They grow in a secret location in north Israel. A tall fence, security cameras and an armed guard protect them from criminals.
Israeli researchers may have found a way to keep healthy people from abusing medical marijuana: take away the high.
The “highless” marijuana still eases the symptoms of the medical marijuana patients, but it contains less than 1 percent of THC, the chemical that causes pot’s signature euphoric high.
Instead, this new cannabis strain, called Avidekel, is beefed up with 15.8% cannabidiol, or CBD, which has anti-inflammatory benefits but doesn’t bind to the brain’s receptors the way THC does.
But hold on: How would law enforcement authorities tell the one from the other?
Jonathan Turley, a law professor at George Washington University Law School, discussed on his blog the legal hiccups this highless drug could cause.
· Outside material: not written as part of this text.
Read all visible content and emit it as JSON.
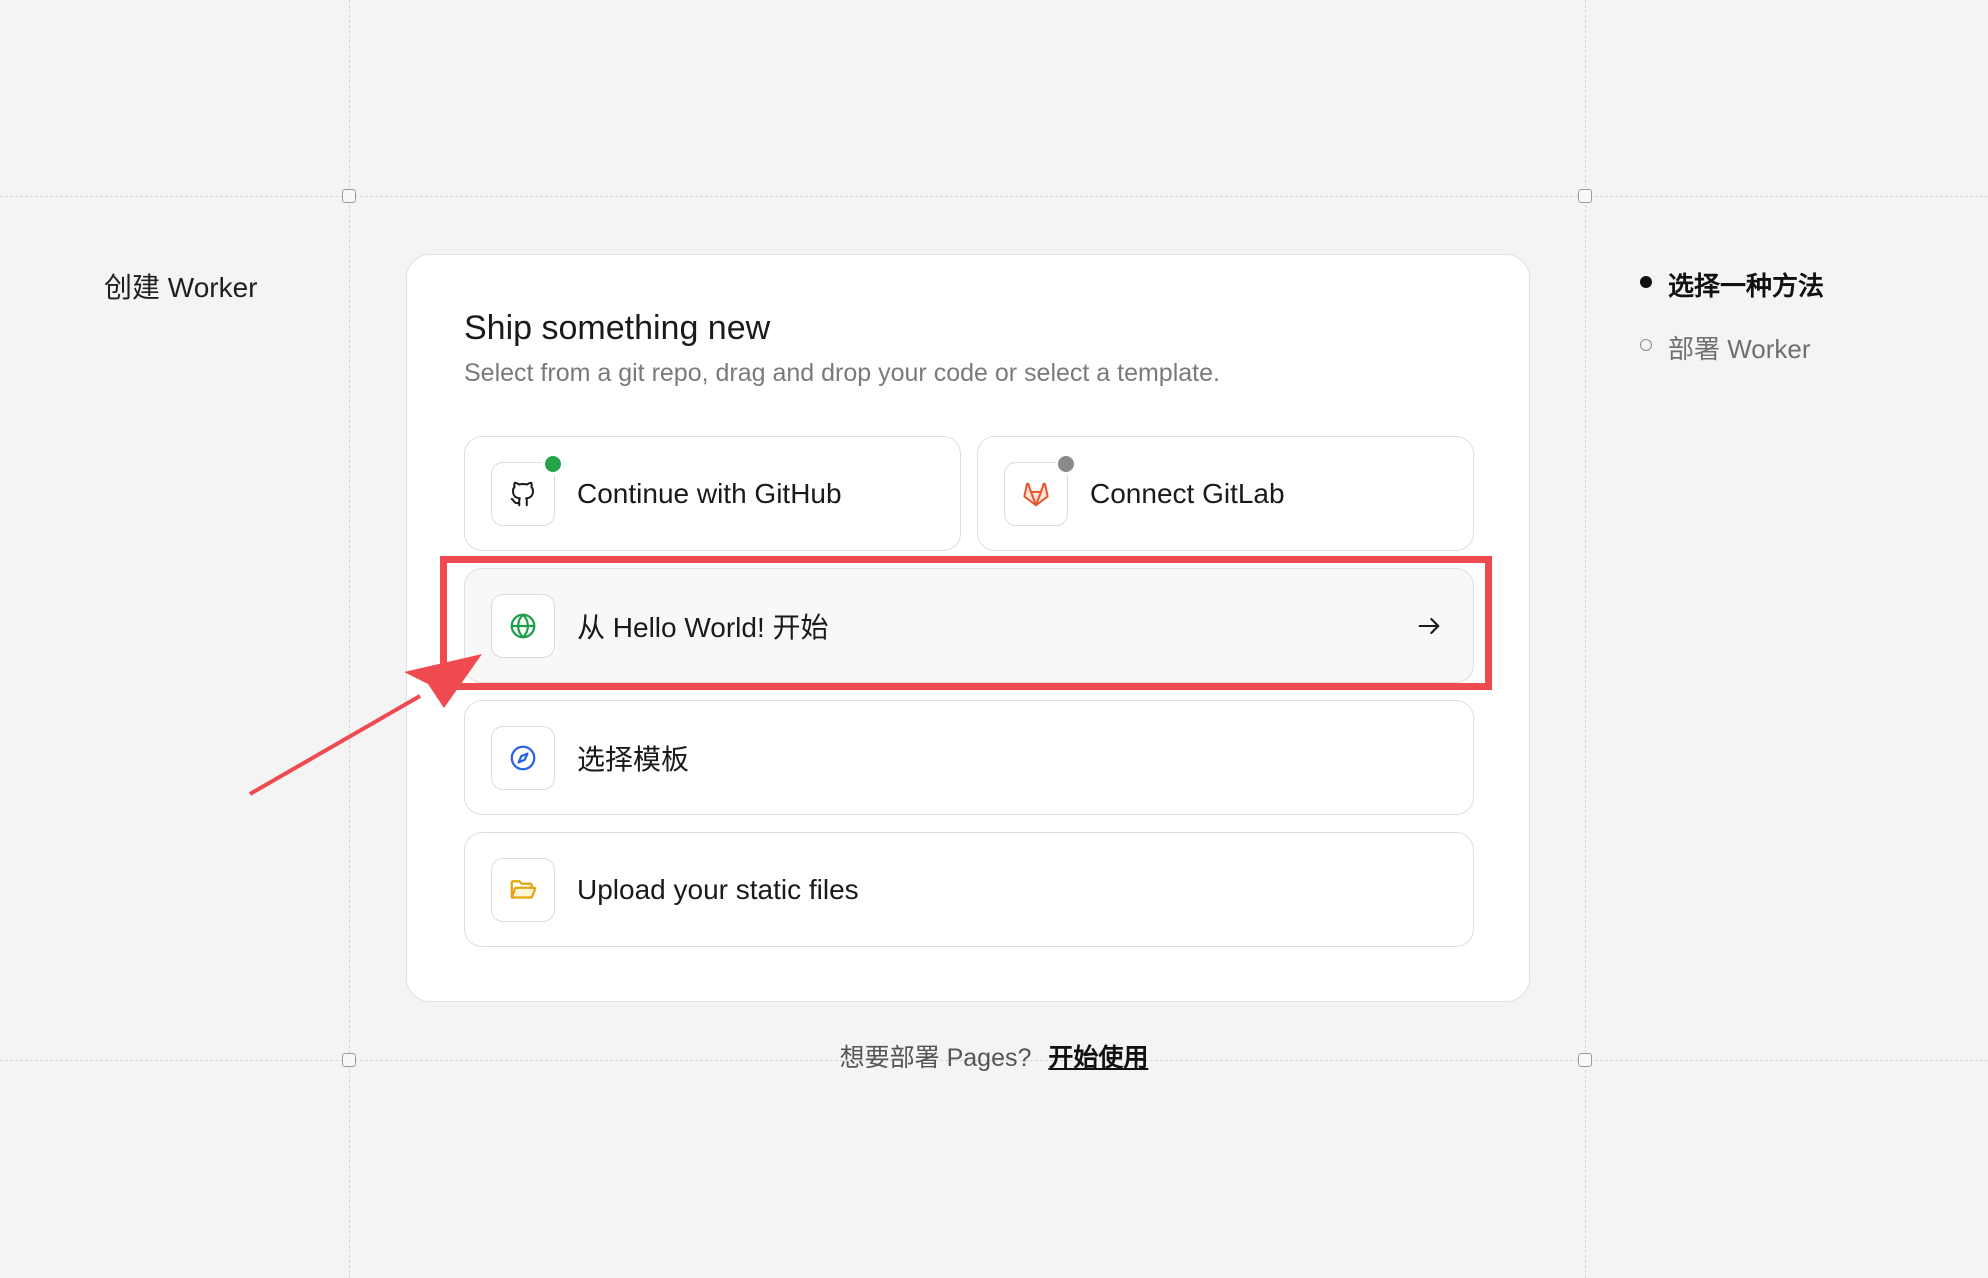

"Police would have a difficult time distinguishing the products if smoked — assuming non-high marijuana is declared legal. The basis for banning non-high marijuana would be dubious at best. However, if smoked, the government could require some additives to distinguish the smell."